Tennis is not just a physical sport; it is incredibly tactical as well. Having a variety of shots in your repertoire is vitally important, but without understanding when it is appropriate to employ each shot in your arsenal, a smarter player could beat you even if your technique is far superior to theirs. Though there are a wide variety of shots, and there can always be exceptions, the majority of shots can be broken down into three categories depending on your court positioning and the position of your opponent. These categories are as follows: Defensive shots, neutral shots and offensive shots.

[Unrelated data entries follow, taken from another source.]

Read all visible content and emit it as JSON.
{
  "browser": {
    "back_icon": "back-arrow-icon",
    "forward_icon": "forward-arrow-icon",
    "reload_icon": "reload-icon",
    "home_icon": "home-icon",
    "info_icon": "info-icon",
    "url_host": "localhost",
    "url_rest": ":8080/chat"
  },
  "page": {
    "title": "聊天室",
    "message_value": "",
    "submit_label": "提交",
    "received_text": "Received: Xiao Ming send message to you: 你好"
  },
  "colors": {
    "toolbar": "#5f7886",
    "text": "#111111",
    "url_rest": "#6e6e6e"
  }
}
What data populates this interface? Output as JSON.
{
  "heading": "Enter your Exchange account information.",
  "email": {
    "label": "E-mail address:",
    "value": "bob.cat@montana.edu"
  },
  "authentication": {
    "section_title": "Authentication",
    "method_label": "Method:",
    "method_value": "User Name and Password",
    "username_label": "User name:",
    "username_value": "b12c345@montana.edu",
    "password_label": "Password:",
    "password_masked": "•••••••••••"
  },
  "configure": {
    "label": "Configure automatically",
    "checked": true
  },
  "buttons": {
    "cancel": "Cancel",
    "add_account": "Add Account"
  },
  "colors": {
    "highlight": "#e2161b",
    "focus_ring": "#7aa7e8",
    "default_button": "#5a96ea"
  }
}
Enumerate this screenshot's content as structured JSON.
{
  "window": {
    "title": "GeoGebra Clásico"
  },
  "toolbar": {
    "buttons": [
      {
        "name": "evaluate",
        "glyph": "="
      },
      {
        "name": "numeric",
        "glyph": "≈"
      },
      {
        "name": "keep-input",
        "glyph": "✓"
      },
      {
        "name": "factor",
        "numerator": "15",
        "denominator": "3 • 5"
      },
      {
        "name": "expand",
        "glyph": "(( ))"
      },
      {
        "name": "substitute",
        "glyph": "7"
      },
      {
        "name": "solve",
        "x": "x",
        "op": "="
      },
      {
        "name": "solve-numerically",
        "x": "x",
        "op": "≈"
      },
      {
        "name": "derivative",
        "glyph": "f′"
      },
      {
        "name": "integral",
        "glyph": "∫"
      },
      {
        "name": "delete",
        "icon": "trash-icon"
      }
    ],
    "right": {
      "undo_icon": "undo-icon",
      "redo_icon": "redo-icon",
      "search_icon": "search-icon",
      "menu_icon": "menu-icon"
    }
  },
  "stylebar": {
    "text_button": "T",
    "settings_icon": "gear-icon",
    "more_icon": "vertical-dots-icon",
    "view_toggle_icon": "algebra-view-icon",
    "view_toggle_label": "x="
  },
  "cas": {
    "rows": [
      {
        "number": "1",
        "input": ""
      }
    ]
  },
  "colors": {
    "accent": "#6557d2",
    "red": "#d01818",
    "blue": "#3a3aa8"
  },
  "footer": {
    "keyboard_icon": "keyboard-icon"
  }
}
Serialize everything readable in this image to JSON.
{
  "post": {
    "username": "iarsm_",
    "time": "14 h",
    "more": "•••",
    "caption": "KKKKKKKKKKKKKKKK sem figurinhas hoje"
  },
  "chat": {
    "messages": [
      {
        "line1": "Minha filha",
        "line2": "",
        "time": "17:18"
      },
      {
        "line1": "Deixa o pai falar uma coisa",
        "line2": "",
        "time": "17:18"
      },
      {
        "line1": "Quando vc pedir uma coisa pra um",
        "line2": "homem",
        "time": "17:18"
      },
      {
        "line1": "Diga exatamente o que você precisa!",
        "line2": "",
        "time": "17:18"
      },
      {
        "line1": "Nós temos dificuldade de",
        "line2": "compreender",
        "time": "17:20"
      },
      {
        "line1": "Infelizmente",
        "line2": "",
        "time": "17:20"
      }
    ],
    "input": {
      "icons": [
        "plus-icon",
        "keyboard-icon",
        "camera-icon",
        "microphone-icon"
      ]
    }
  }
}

Defensive shots are hit when you opponent is in control of the point. Usually, you would be in a vulnerable court position, generally far behind the baseline. You may also hit a defensive shot when you are on the run or if a large part of the court is open. The idea of a defensive shot is to keep the ball in play and hopefully allow yourself time to get into a better position before the next shot. Oftentimes, this means that you want to hit them high over the net, deep, cross-court and with topspin. The higher and deeper you hit the ball, the more time you buy to try to reposition yourself. Cross-court shots are safer in general and your opponent’s highest percentage shot would be back to you. If you hit down the line from a defensive position, your opponent can attempt to change the direction of the ball and go to the open court with less risk then off of a cross-court shot. Topspin will ensure a higher bounce, making it more difficult for your opponent to reply with an aggressive shot.
Neutral shots are your average dependable shots. Generally, you will hit these shots standing relatively close to the baseline. They are not meant to win the point, but to keep you in the point, and ideally, give you the upper hand so you can play more aggressive shots later in the point. Since the tennis court is a rectangle, the longest distance is corner to corner diagonally, and because the net is lowest in the middle cross-court shots are safer for simply geometric reasons, as you have the most court you can hit to before the ball goes long, and the lowest part of the net to worry about clearing. For these reasons, the majority of neutral shots should be played cross-court.
Offensive shots are usually employed later on in the point when your opponent is in a defensive position (far behind the baseline or where they leave a lot of court open) or if you are in an offensive position (moving into the court, either transitioning to the net off the ground or playing the ball out of the air.) It is safer to play shots down the line from inside the baseline, and as you get closer to the net, the angles you can create to open up the court get better and better, and the time your opponent has before having to return the next shot, you hit gets shorter and shorter, two huge advantages.
As a general rule of thumb, the more you move into the court, the safer it is to take a little risk and go for more aggressive shots with lower clearance over the net, and the further back you are, the safer you want to play keeping the ball well over the net to increase its flight time and help you to better position yourself. If you begin to play shots more intelligently based on your positioning and that of your opponent, the percentages will be on your side to construct better points to get yourself out of jeopardy and to get your opponent into trouble.
<p>Daniel Kresh is a USPTA-certified tennis professional who recently accepted the positions of director of junior tennis and assistant tennis professional at the Three Village Tennis Club in Setauket, N.Y. He is also the assistant professional at The Port Jefferson Country Club at Harbor Hills. He may be reached by e-mail at <a href="mailto:firstname.lastname@example.org">email@example.com</a>.</p>